Within my routine below, there is some context that is important to know: I do CrossFit 4 times a week and want to eat to fuel performance, look good naked, and for overall health and enjoyment (that’s really important to me). I don’t have very much weight to lose, but I gain weight very easily–I’m the “last 5 pounds” kind of person. I have to work pretty hard and be very “present” about the food and quantities I eat to remain lean. My personal goal is to be a little bit leaner, not 6-pack ab- body builder lean, just leaner. It’s completely cosmetic and superficial, I know, but that’s what I want and I’m not ashamed of it.
1. My priorities are: Calories > Protein > Carbs > Fat
2.Within that hierarchy, I want to eat a varied diet, made of whole foods, most that I prepare myself. That’s nothing new.
3. Calories. Calories do count. I believe that. First week, I weighed most of the food I ate (and I continue to do that off and on), so I could see what 4 ounces of meat looked like, or 1/2 cup of a rice, and stayed around 1800-2000 calories a day. I do CrossFit once a day, just whatever Brandon programs at the gym… strength, skill, and conditioning components are always there, but it’s a total of an hour of work, tops.
4. Protein. Most mornings I eat low-fat plain greek yogurt of low-fat cottage cheese for breakfast, mixed with sweetener like maple syrup or jam or a few eggs with some sort of toast, or very occasionally I’ll eat plain oatmeal with peanut butter and a banana. Lunch is leftovers or a salad with quinoa or a rice tortilla filled with meat and some cheese, snacks are vegetables (mostly cukes and red peppers) dipped in a yogurt dressing I make, fruit and/or a protein shake, and dinner is a lean protein, a veg, and some form of starchy carb.
5. Carbs. I eat a lot more of them now. Things like potatoes and sweet potatoes, but also non-paleo things like: quinoa, rice, rice noodles, and really good sourdough spelt bread with lots of butter. I don’t completely eschew gluten, but I don’t eat it everyday either.
6. Fat. It’s lower than it used to be, for sure, not because I think it’s bad, but because it’s not helping me reach my goals. I don’t eat bacon very often. I’m kind of sick of it anyway. I stick to leaner cuts of meat and add things like sour cream, cheese, avocado, etc. on top of the meat, so I can have greater control over the amount of fat I eat, because the #1 priority for me is calories.

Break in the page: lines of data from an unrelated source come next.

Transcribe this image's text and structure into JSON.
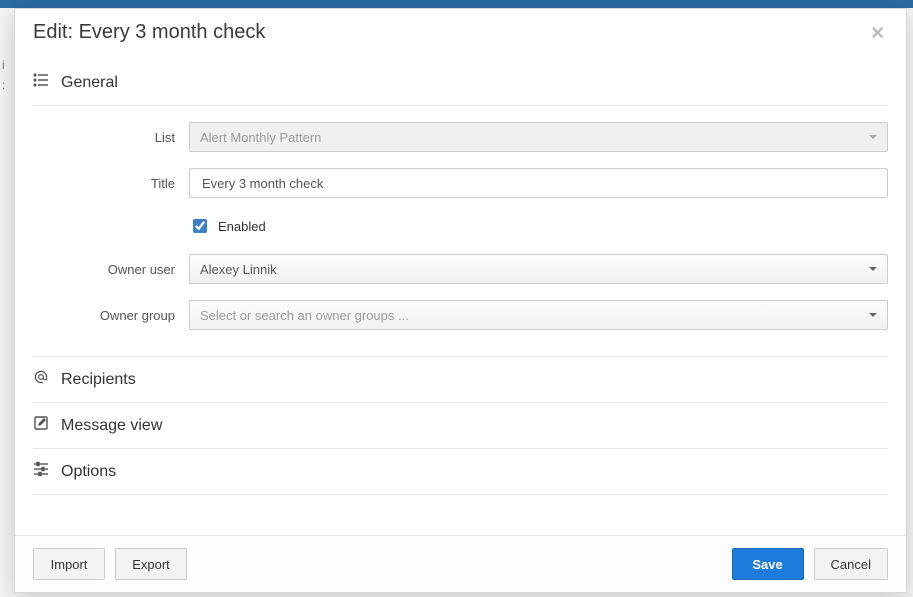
{
  "modal": {
    "title": "Edit: Every 3 month check",
    "sections": {
      "general": {
        "label": "General",
        "fields": {
          "list_label": "List",
          "list_value": "Alert Monthly Pattern",
          "title_label": "Title",
          "title_value": "Every 3 month check",
          "enabled_label": "Enabled",
          "enabled_checked": true,
          "owner_user_label": "Owner user",
          "owner_user_value": "Alexey Linnik",
          "owner_group_label": "Owner group",
          "owner_group_placeholder": "Select or search an owner groups ..."
        }
      },
      "recipients": {
        "label": "Recipients"
      },
      "message_view": {
        "label": "Message view"
      },
      "options": {
        "label": "Options"
      }
    }
  },
  "footer": {
    "import": "Import",
    "export": "Export",
    "save": "Save",
    "cancel": "Cancel"
  },
  "bg": {
    "line1": "i",
    "line2": ":"
  }
}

7. Breaks. Once or twice a week (sometimes more) we’ll go out or make and eat whatever we want. It’s usually pizza and either Ben & Jerry’s or Häagen-Dazs. Yum.
Simply put, I’m eating fewer calories, eating food that I like, and food that makes me feel full. It’s been really easy.
That’s how things have been for the last 6 months. I lost 6 pounds easily, and have kept it off for the last 3 months, all without feeling deprived. I look better naked, my clothes fit better, I feel and do better in the gym, my skin has cleared up (with the exception of a minor blemish here and there) and I eat what I want when I want, in moderation. I feel really good. What else could I ask for?
At the end of the day, we started this blog and called it Health-Bent, because that’s what we are. We’re not Paleo-Bent. We want to eat the way that makes sense to us, even if what makes sense changes. We don’t know what we don’t know, so that’s why we believe it’s paramount to continue to read, learn, experiment and keep an open mind.
Resources: Who I Linked To & Who I Read
Alan Aragon alanaragon.com
Lyle McDonald bodyrecomposition.com
Melissa McEwen huntgatherlove.com
Evil Sugar Radio evilsugarradio.com
Armi Legge impruvism.com
Go Kaleo gokaleo.com
Whole Health Source wholehealthsource.blogspot.com
Anthony Colpo anthonycolpo.com